The peace reigning in the Niger Delta area could be more fragile than imagined.

Niger Delta communities are saying that Nigerian government's efforts to secure peace in the oil region are empty promises, threatening a return to violence.

A return of attacks on the oil facilities in the area could cut short the dream of full oil production recovery and deal a bad blow to already declining government revenue.

Not good news at all.

Acting President Yemi Osinbajo had held talks since February with community leaders in town hall meetings in the restive oil-producing states, a move believed to have inspired the current boom in oil production set to exceed more than 2 million barrels per day.

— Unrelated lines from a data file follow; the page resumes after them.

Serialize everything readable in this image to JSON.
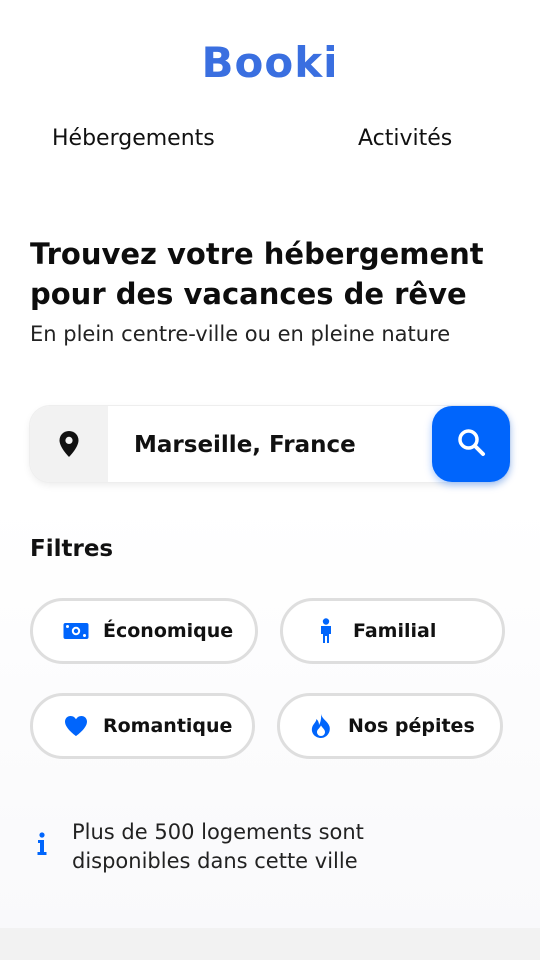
{
  "header": {
    "logo_text": "Booki",
    "nav": [
      {
        "label": "Hébergements"
      },
      {
        "label": "Activités"
      }
    ]
  },
  "hero": {
    "title": "Trouvez votre hébergement pour des vacances de rêve",
    "subtitle": "En plein centre-ville ou en pleine nature"
  },
  "search": {
    "location_icon": "map-pin-icon",
    "value": "Marseille, France",
    "button_icon": "search-icon",
    "button_color": "#0065fc"
  },
  "filters": {
    "title": "Filtres",
    "items": [
      {
        "label": "Économique",
        "icon": "money-icon"
      },
      {
        "label": "Familial",
        "icon": "person-icon"
      },
      {
        "label": "Romantique",
        "icon": "heart-icon"
      },
      {
        "label": "Nos pépites",
        "icon": "fire-icon"
      }
    ]
  },
  "info": {
    "icon": "info-icon",
    "text": "Plus de 500 logements sont disponibles dans cette ville"
  },
  "colors": {
    "accent": "#0065fc",
    "logo": "#3a6fe0",
    "chip_border": "#dedede"
  }
}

But ex-militants and local chieftains say that since those "town hall" discussions, little has been done.

They claim that the government has not followed up on issues raised, is stalling on key demands and has not even appointed a full-time negotiating team.

“If the Niger Delta people continue to feel Abuja is ignoring their needs, we will resort to the only tactic that has ever yielded results: attacks on oil facilities,” said one of the leaders who preferred anonymity while speaking to Reuters.

"The people of the Niger Delta can hold this government or any government to ransom because we are the people feeding the nation," said Godspower Gbenekama, a chief in Gbaramatu Kingdom.

"This peace is a graveyard peace," he said. "Nobody can assure anybody that nothing will happen in the Delta."

But a spokesman for the acting president rejected suggestions the government was not doing enough.

"The government has not reneged and will never renege on any agreement," he said, pointing to more spending on an amnesty programme for ex-militants and progress on a clean-up project.

He added it was just a matter of time for other agreements to come to fruition, such as the planned opening of a flagship maritime university in October and of modular refineries with community ownership in the fourth quarter.